Laundry Lists and The Dharma VI
A Bell Tower and the Dharma
This short blog is being written from the Alumni Guest House at my alma mater, The Hill School, in Pottstown, PA. I am helping organize our 50th reunion, which will take place in June. Pottstown, for the record, is the historic home of Mrs. Smith’s Pies and Kiwi Shoe Polish. The tower pictured above is the famous Bok Tower, and it is not in Pottstown.
The Bok Tower series of images you will see here really have nothing to do with Trait Eleven of the ACA Laundry List, nor anything to do with the Second Characteristic of Existence of Buddhism. The truth is that I have never posted this series of photos, and I like them a lot. Perhaps the bright blue skies, the colorful Georgia marble and the majestic design of this Bell Tower will enliven your understanding of how things are, and how you are in the midst of it all.
Laundry List Trait Eleven:
We judge ourselves harshly and have a very low sense of self-esteem.
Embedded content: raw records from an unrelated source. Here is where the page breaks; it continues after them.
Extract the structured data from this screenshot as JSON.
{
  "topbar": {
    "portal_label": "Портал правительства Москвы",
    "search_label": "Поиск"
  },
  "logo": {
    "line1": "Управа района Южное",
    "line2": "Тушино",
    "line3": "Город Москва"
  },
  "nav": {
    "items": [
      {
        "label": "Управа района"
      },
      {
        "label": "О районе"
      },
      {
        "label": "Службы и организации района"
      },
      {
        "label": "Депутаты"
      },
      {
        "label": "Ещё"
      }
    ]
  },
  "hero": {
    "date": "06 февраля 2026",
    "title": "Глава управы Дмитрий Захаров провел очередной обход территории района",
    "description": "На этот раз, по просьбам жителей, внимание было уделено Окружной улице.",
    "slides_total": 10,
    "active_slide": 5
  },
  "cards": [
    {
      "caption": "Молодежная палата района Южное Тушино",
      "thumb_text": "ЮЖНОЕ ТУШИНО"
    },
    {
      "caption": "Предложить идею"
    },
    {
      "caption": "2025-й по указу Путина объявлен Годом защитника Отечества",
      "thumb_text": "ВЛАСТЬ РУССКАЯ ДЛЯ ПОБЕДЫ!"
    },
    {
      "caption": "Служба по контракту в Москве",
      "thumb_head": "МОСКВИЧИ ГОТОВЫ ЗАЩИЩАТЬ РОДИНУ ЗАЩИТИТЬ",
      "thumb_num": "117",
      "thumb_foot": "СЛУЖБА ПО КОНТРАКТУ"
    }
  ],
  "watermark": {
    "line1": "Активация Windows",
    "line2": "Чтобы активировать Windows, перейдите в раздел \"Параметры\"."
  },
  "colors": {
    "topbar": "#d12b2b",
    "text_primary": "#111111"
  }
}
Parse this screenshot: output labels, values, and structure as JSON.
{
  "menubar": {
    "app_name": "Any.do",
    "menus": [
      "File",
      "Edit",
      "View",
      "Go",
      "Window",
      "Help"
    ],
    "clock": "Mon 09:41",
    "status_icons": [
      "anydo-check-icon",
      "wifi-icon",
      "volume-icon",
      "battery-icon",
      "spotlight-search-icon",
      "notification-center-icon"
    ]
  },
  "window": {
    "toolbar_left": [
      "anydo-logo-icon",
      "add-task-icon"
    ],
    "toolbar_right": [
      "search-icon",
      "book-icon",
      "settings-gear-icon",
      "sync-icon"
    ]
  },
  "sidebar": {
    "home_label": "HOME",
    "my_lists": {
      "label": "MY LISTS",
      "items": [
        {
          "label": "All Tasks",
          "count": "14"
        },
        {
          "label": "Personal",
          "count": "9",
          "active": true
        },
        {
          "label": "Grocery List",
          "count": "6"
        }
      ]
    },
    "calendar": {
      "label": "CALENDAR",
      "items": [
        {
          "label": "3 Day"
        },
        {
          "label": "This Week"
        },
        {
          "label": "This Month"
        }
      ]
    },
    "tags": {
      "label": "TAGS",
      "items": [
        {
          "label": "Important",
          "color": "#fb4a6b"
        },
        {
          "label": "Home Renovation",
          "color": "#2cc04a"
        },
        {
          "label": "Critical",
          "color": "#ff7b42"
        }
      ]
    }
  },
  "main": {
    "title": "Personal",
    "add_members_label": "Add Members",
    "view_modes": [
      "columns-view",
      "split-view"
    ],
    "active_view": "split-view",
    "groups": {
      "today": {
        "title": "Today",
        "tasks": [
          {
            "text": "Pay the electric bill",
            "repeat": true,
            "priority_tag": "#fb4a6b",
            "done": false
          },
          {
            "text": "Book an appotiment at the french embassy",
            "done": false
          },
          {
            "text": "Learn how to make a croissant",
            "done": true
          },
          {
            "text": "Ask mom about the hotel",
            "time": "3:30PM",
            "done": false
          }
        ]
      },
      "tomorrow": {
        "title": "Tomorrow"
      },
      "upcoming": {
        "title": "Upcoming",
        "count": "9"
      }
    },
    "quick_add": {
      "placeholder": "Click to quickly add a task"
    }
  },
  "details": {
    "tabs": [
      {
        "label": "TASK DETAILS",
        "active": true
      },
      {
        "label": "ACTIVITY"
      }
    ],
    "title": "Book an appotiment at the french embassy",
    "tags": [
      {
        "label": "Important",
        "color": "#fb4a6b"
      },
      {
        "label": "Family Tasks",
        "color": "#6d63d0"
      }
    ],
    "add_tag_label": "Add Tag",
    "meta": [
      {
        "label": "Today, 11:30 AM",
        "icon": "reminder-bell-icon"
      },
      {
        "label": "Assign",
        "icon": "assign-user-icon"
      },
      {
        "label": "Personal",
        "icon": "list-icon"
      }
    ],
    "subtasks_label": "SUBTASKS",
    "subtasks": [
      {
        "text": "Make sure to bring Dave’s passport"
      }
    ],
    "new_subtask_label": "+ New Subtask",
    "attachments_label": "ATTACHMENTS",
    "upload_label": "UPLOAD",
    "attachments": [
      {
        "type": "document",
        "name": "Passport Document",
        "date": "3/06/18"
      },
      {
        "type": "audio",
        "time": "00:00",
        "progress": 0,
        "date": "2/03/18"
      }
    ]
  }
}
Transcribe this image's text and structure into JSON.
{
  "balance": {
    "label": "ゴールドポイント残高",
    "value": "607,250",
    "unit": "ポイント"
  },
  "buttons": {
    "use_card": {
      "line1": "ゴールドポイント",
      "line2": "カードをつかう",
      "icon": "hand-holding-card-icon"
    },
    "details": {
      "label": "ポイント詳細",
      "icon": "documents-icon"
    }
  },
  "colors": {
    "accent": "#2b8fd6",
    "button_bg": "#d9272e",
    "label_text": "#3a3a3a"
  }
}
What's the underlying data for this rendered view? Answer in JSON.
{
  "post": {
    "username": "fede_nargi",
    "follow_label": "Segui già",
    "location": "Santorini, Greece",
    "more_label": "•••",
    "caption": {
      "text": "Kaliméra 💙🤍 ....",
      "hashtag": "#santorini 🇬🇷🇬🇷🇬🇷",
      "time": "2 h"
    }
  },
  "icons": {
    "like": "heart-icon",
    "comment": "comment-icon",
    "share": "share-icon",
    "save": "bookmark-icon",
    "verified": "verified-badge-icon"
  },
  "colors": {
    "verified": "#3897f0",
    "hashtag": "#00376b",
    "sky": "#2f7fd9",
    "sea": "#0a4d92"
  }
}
This is another one of the traits with which I identified right away when I began my work in ACA (Adult Children of Alcoholics/Dysfunctional Families). I am my own worst enemy in terms of judgment. One of the disturbing aspects of this “Adult Child” judging is that it serves as a pacifier of sorts. We judge ourselves because it is a familiar recital of what we felt in various moments (or in many moments) of our youth. However it was that we absorbed the disapproval it became a modus vivendi. Too often I find myself uttering some form of self-denigration to defuse a tense situation. Whatever is going on here is exacerbated by my failure.
And, having established this impossibly high standard I tend to judge others, particularly those I am closest to, with hurtful and all-projected harshness.
Thanks to other Adult Children who are willing to tell their stories in my weekly meetings I can now see this trait more clearly in my life and have begun to pop the bubbles of stored anger, grief, confusion, sadness, guilt and shame. I am learning to be more kind to myself.
The Second Characteristic/Mark of Existence - Dukkha
The word Dukkha is usually translated “suffering”. What I described above in terms of Laundry List Trait Eleven is clearly an example of that. To judge and feel judged is nothing less than suffering and emotional death. To love and to be loved is Grace and Life.
One other aspect of this word lends itself to the translation of “unsatisfactoriness”. The First Mark of Existence you remember is that all things are impermanent. It is precisely because things to not last that we find them unsatisfactory. We want things that feel good to remain, and things that don’t to go away. Life just isn’t like that, and so we have this internal and eternal complaint, “This isn’t what it is supposed to be!”
We shake our fists and protest. We go underground. We deny that we have an issue with whatever it might be. Or, we focus all our attention on blaming ourselves (see Trait 11) or others for the unfairness of this suffering. Yet it is. And we do.
In Buddhism the word Dharma or Dhamma means simply the truth of how things are. There is no value judgment of Dharma. It is just…what is. Dharma can also refer to the teachings of Buddha. His goal was to teach how things are.
I heard a Dharma talk recently in which it was noted that the spiritual life is about Remembering and Forgetting. One can take this on so many levels. You forget to pay attention to how things are, get lost in some made up story or projection, and then all of a sudden you remember to be mindful. I am trying to apply this to Trait Eleven. When I hear the inner voice of judgment I remember to bring love and compassion to myself. While I am forgetful there is suffering. When I remember the suffering fades.
The challenge is to learn “to meet every new moment skillfully.” That is my goal at least.